Does your child use emotional blackmail to get everything they want? Do they, for example, burst into tears if you refuse to give them a second piece of candy? Always remember the key rule: don’t succumb to blackmail.
How to deal with your child’s emotional blackmail
1 Distinguish between need and blackmail
Before they turn one, your child cries or makes noises to get their basic needs, like food, sleep or affection.
However, between month 18 and year 2, they learn to communicate. This way, they can express their desires and somehow blackmail you into providing them. For example, they may do some moves that they know will make you laugh or get you angry.
2 Stick to rules
Remember that succumbing once to your child’s blackmail will make them resort to it all the time.
To avoid this, set some rules from the beginning and insist that they follow them. These could include food, outings and visits, clothes, bath and bed times, …
However, if for once you were tired and succumbed to their blackmail, try to set things right the following times.
3 Not blackmailing
Your child learns a lot from you, of course. So watch out and don’t resort to emotional blackmail yourself when dealing with them. For example, don’t say: “If you help me tidy up your room I’ll let you watch TV”.
4 Coordinate with dad
– If you set some rules of conduct and life for your child, let your husband know them and coordinate with him so he can make sure to apply them as well.
– Without this coordination, your child could take advantage of the situation. They may resort to their father and emotionally blackmail them to get what they want.
5 Think of the child’s interest
You may feel guilty if you refuse to succumb to your child’s emotional blackmail. However, you should think that this is mostly for their benefit.
Before accepting or rejecting their request, go over its pros and cons and decide which is higher.
Take your decision based on the result you reach and the situation your child is experiencing.

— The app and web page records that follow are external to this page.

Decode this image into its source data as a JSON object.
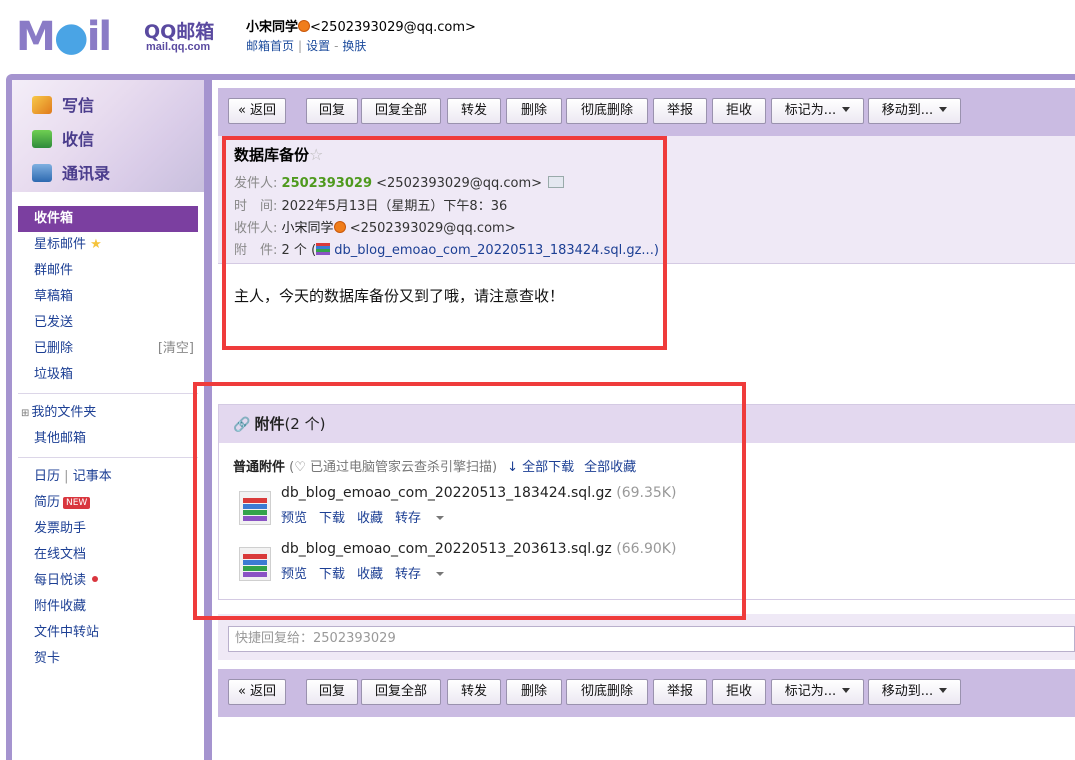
{
  "header": {
    "logo_text": "Mail",
    "logo_cn": "QQ邮箱",
    "logo_url": "mail.qq.com",
    "user_name": "小宋同学",
    "user_email": "<2502393029@qq.com>",
    "link_home": "邮箱首页",
    "link_settings": "设置",
    "link_skin": "换肤"
  },
  "quick": {
    "write": "写信",
    "receive": "收信",
    "contacts": "通讯录"
  },
  "folders": {
    "inbox": "收件箱",
    "starred": "星标邮件",
    "group": "群邮件",
    "drafts": "草稿箱",
    "sent": "已发送",
    "deleted": "已删除",
    "clear": "[清空]",
    "spam": "垃圾箱",
    "my_folders": "我的文件夹",
    "other": "其他邮箱",
    "calendar": "日历",
    "notes": "记事本",
    "resume": "简历",
    "new_badge": "NEW",
    "invoice": "发票助手",
    "docs": "在线文档",
    "daily": "每日悦读",
    "att_fav": "附件收藏",
    "transfer": "文件中转站",
    "card": "贺卡"
  },
  "toolbar": {
    "back": "« 返回",
    "reply": "回复",
    "reply_all": "回复全部",
    "forward": "转发",
    "delete": "删除",
    "delete_forever": "彻底删除",
    "report": "举报",
    "reject": "拒收",
    "mark_as": "标记为...",
    "move_to": "移动到..."
  },
  "mail": {
    "subject": "数据库备份",
    "from_label": "发件人:",
    "from_name": "2502393029",
    "from_email": "<2502393029@qq.com>",
    "time_label": "时　间:",
    "time": "2022年5月13日（星期五）下午8：36",
    "to_label": "收件人:",
    "to_name": "小宋同学",
    "to_email": "<2502393029@qq.com>",
    "att_label": "附　件:",
    "att_count": "2 个 (",
    "att_first": "db_blog_emoao_com_20220513_183424.sql.gz...)",
    "body": "主人，今天的数据库备份又到了哦，请注意查收！"
  },
  "attachments": {
    "title": "附件",
    "count": "(2 个)",
    "normal": "普通附件",
    "scanned": "(♡ 已通过电脑管家云查杀引擎扫描)",
    "download_all": "全部下载",
    "save_all": "全部收藏",
    "files": [
      {
        "name": "db_blog_emoao_com_20220513_183424.sql.gz",
        "size": "(69.35K)"
      },
      {
        "name": "db_blog_emoao_com_20220513_203613.sql.gz",
        "size": "(66.90K)"
      }
    ],
    "preview": "预览",
    "download": "下载",
    "save": "收藏",
    "transfer": "转存"
  },
  "reply": {
    "placeholder": "快捷回复给：2502393029"
  },
  "colors": {
    "frame": "#a594cf",
    "active_folder": "#7b3fa0",
    "toolbar": "#cabbe2",
    "highlight_box": "#ef3b3b",
    "sender": "#4f9a1e"
  }
}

If you usually refuse that they eat a second piece of candy because it’s harmful for their teeth and health, you can let them break this rule if they’re attending their friend’s birthday.

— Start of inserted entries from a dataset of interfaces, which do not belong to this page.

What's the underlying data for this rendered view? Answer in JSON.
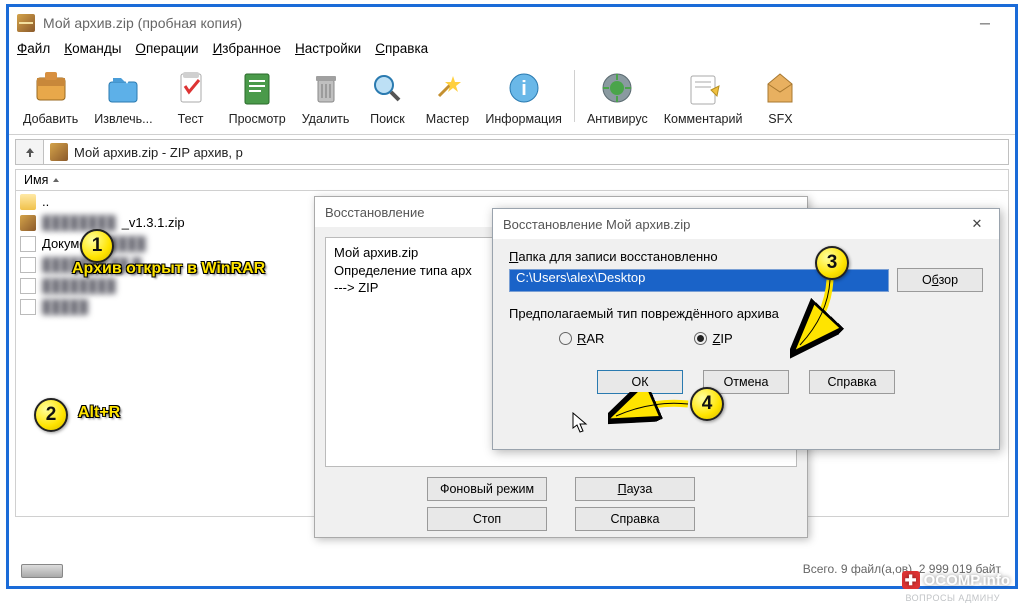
{
  "window": {
    "title": "Мой архив.zip (пробная копия)"
  },
  "menu": {
    "file": "Файл",
    "commands": "Команды",
    "operations": "Операции",
    "favorites": "Избранное",
    "settings": "Настройки",
    "help": "Справка"
  },
  "toolbar": {
    "add": "Добавить",
    "extract": "Извлечь...",
    "test": "Тест",
    "view": "Просмотр",
    "delete": "Удалить",
    "find": "Поиск",
    "wizard": "Мастер",
    "info": "Информация",
    "antivirus": "Антивирус",
    "comment": "Комментарий",
    "sfx": "SFX"
  },
  "address": {
    "path": "Мой архив.zip - ZIP архив, р"
  },
  "columns": {
    "name": "Имя"
  },
  "files": {
    "updir": "..",
    "row2_suffix": "_v1.3.1.zip",
    "row3": "Докумен",
    "blur_a": "████████",
    "blur_b": "███████ ██ █",
    "blur_c": "████████",
    "blur_d": "█████"
  },
  "dlg1": {
    "title": "Восстановление",
    "log1": "Мой архив.zip",
    "log2": "Определение типа арх",
    "log3": "---> ZIP",
    "btn_bg": "Фоновый режим",
    "btn_pause": "Пауза",
    "btn_stop": "Стоп",
    "btn_help": "Справка"
  },
  "dlg2": {
    "title": "Восстановление Мой архив.zip",
    "lbl_folder": "Папка для записи восстановленно",
    "path": "C:\\Users\\alex\\Desktop",
    "browse": "Обзор",
    "lbl_type": "Предполагаемый тип повреждённого архива",
    "rar": "RAR",
    "zip": "ZIP",
    "ok": "ОК",
    "cancel": "Отмена",
    "help": "Справка"
  },
  "anno": {
    "b1": "1",
    "b2": "2",
    "b3": "3",
    "b4": "4",
    "t1": "Архив открыт в WinRAR",
    "t2": "Alt+R"
  },
  "status": {
    "right": "Всего. 9 файл(а,ов), 2 999 019 байт"
  },
  "watermark": {
    "text": "OCOMP.info",
    "sub": "ВОПРОСЫ АДМИНУ"
  }
}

Never forget that life will not offer them everything they want later on. So train them to accept that at an early age.